On Temptation (November 2014)

Driving as a Spiritual Discipline During the March 2014 gathering of the Friends World Committee for Consultation, I stayed with other Friends at a hostel where we had a bible study each morning before breakfast. Not long ago, I was rather averse to bible study, but I have come to value it immensely when it’s read as Friends often do – “in the Spirit” – sharing how the passages speak to us individually. It was after such a session that I found myself pondering how following traffic laws might be a good spiritual practice.

On Temptation (November 2014)

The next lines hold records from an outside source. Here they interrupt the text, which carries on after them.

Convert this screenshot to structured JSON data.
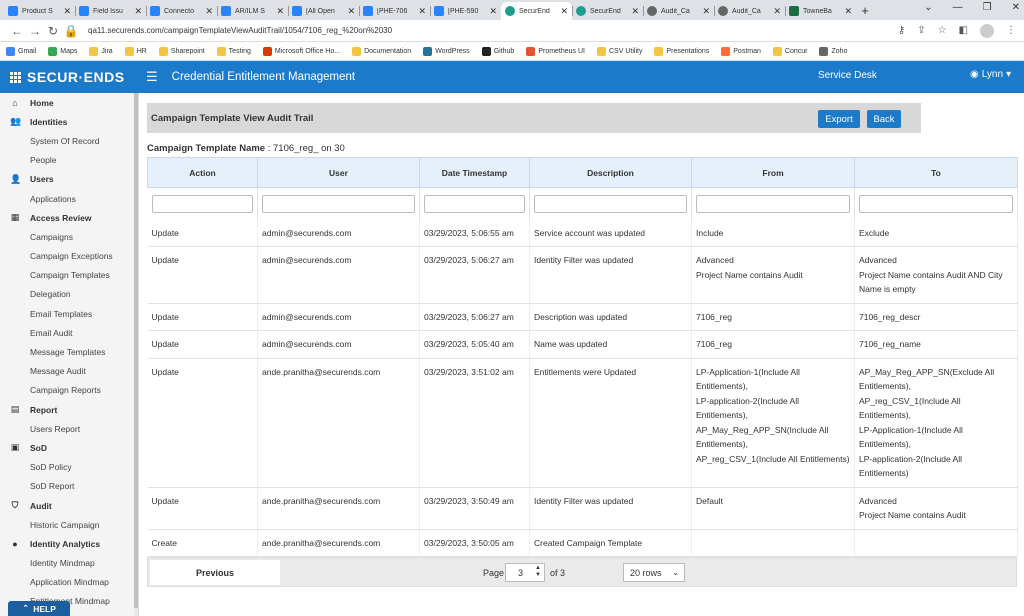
{
  "browser": {
    "tabs": [
      {
        "label": "Product S",
        "icon": "jira"
      },
      {
        "label": "Field Issu",
        "icon": "jira"
      },
      {
        "label": "Connecto",
        "icon": "jira"
      },
      {
        "label": "AR/ILM S",
        "icon": "jira"
      },
      {
        "label": "[All Open",
        "icon": "jira"
      },
      {
        "label": "[PHE-706",
        "icon": "jira"
      },
      {
        "label": "[PHE-590",
        "icon": "jira"
      },
      {
        "label": "SecurEnd",
        "icon": "securends",
        "active": true
      },
      {
        "label": "SecurEnd",
        "icon": "securends"
      },
      {
        "label": "Audit_Ca",
        "icon": "globe"
      },
      {
        "label": "Audit_Ca",
        "icon": "globe"
      },
      {
        "label": "TowneBa",
        "icon": "excel"
      }
    ],
    "new_tab": "+",
    "url": "qa11.securends.com/campaignTemplateViewAuditTrail/1054/7106_reg_%20on%2030",
    "bookmarks": [
      {
        "label": "Gmail",
        "icon": "google"
      },
      {
        "label": "Maps",
        "icon": "maps"
      },
      {
        "label": "Jira",
        "icon": "folder"
      },
      {
        "label": "HR",
        "icon": "folder"
      },
      {
        "label": "Sharepoint",
        "icon": "folder"
      },
      {
        "label": "Testing",
        "icon": "folder"
      },
      {
        "label": "Microsoft Office Ho...",
        "icon": "office"
      },
      {
        "label": "Documentation",
        "icon": "folder"
      },
      {
        "label": "WordPress",
        "icon": "wordpress"
      },
      {
        "label": "Github",
        "icon": "github"
      },
      {
        "label": "Prometheus UI",
        "icon": "prometheus"
      },
      {
        "label": "CSV Utility",
        "icon": "folder"
      },
      {
        "label": "Presentations",
        "icon": "folder"
      },
      {
        "label": "Postman",
        "icon": "postman"
      },
      {
        "label": "Concur",
        "icon": "folder"
      },
      {
        "label": "Zoho",
        "icon": "globe"
      }
    ]
  },
  "app": {
    "logo": "SECUR·ENDS",
    "title": "Credential Entitlement Management",
    "service_desk": "Service Desk",
    "user": "Lynn"
  },
  "sidebar": {
    "items": [
      {
        "label": "Home",
        "type": "head",
        "icon": "home-icon",
        "glyph": "⌂"
      },
      {
        "label": "Identities",
        "type": "head",
        "icon": "users-icon",
        "glyph": "👥"
      },
      {
        "label": "System Of Record",
        "type": "sub"
      },
      {
        "label": "People",
        "type": "sub"
      },
      {
        "label": "Users",
        "type": "head",
        "icon": "user-icon",
        "glyph": "👤"
      },
      {
        "label": "Applications",
        "type": "sub"
      },
      {
        "label": "Access Review",
        "type": "head",
        "icon": "grid-icon",
        "glyph": "▦"
      },
      {
        "label": "Campaigns",
        "type": "sub"
      },
      {
        "label": "Campaign Exceptions",
        "type": "sub"
      },
      {
        "label": "Campaign Templates",
        "type": "sub"
      },
      {
        "label": "Delegation",
        "type": "sub"
      },
      {
        "label": "Email Templates",
        "type": "sub"
      },
      {
        "label": "Email Audit",
        "type": "sub"
      },
      {
        "label": "Message Templates",
        "type": "sub"
      },
      {
        "label": "Message Audit",
        "type": "sub"
      },
      {
        "label": "Campaign Reports",
        "type": "sub"
      },
      {
        "label": "Report",
        "type": "head",
        "icon": "report-icon",
        "glyph": "▤"
      },
      {
        "label": "Users Report",
        "type": "sub"
      },
      {
        "label": "SoD",
        "type": "head",
        "icon": "sod-icon",
        "glyph": "▣"
      },
      {
        "label": "SoD Policy",
        "type": "sub"
      },
      {
        "label": "SoD Report",
        "type": "sub"
      },
      {
        "label": "Audit",
        "type": "head",
        "icon": "shield-icon",
        "glyph": "⛉"
      },
      {
        "label": "Historic Campaign",
        "type": "sub"
      },
      {
        "label": "Identity Analytics",
        "type": "head",
        "icon": "analytics-icon",
        "glyph": "●"
      },
      {
        "label": "Identity Mindmap",
        "type": "sub"
      },
      {
        "label": "Application Mindmap",
        "type": "sub"
      },
      {
        "label": "Entitlement Mindmap",
        "type": "sub"
      }
    ],
    "help": "HELP"
  },
  "page": {
    "header": "Campaign Template View Audit Trail",
    "export_label": "Export",
    "back_label": "Back",
    "template_name_label": "Campaign Template Name",
    "template_name_value": " : 7106_reg_ on 30"
  },
  "table": {
    "columns": [
      "Action",
      "User",
      "Date Timestamp",
      "Description",
      "From",
      "To"
    ],
    "rows": [
      [
        "Update",
        "admin@securends.com",
        "03/29/2023, 5:06:55 am",
        "Service account was updated",
        "Include",
        "Exclude"
      ],
      [
        "Update",
        "admin@securends.com",
        "03/29/2023, 5:06:27 am",
        "Identity Filter was updated",
        "Advanced\nProject Name contains Audit",
        "Advanced\nProject Name contains Audit AND City Name is empty"
      ],
      [
        "Update",
        "admin@securends.com",
        "03/29/2023, 5:06:27 am",
        "Description was updated",
        "7106_reg",
        "7106_reg_descr"
      ],
      [
        "Update",
        "admin@securends.com",
        "03/29/2023, 5:05:40 am",
        "Name was updated",
        "7106_reg",
        "7106_reg_name"
      ],
      [
        "Update",
        "ande.pranitha@securends.com",
        "03/29/2023, 3:51:02 am",
        "Entitlements were Updated",
        "LP-Application-1(Include All Entitlements),\nLP-application-2(Include All Entitlements),\nAP_May_Reg_APP_SN(Include All Entitlements),\nAP_reg_CSV_1(Include All Entitlements)",
        "AP_May_Reg_APP_SN(Exclude All Entitlements),\nAP_reg_CSV_1(Include All Entitlements),\nLP-Application-1(Include All Entitlements),\nLP-application-2(Include All Entitlements)"
      ],
      [
        "Update",
        "ande.pranitha@securends.com",
        "03/29/2023, 3:50:49 am",
        "Identity Filter was updated",
        "Default",
        "Advanced\nProject Name contains Audit"
      ],
      [
        "Create",
        "ande.pranitha@securends.com",
        "03/29/2023, 3:50:05 am",
        "Created Campaign Template",
        "",
        ""
      ]
    ]
  },
  "pager": {
    "previous_label": "Previous",
    "page_label": "Page",
    "page_value": "3",
    "of_label": "of 3",
    "rows_value": "20 rows"
  },
  "colors": {
    "brand": "#1b7ac9",
    "header_bg": "#e6f0fa"
  }
}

Faith and Sewage Everyone Poops by Taro Gomi (translated into English in 1993) has been my theme book for years. While it was written with toilet trainees and their eager caregivers in mind, I have other reasons to display the book prominently in my office. I work for a program in our local health department, the program that monitors water quality in streams, lakes, and groundwater, the program responsible for ensuring that the septic systems in our county are adequately treating the sewage that flows through them. That’s where “everyone poops” comes in.

On Garbage (November 2017)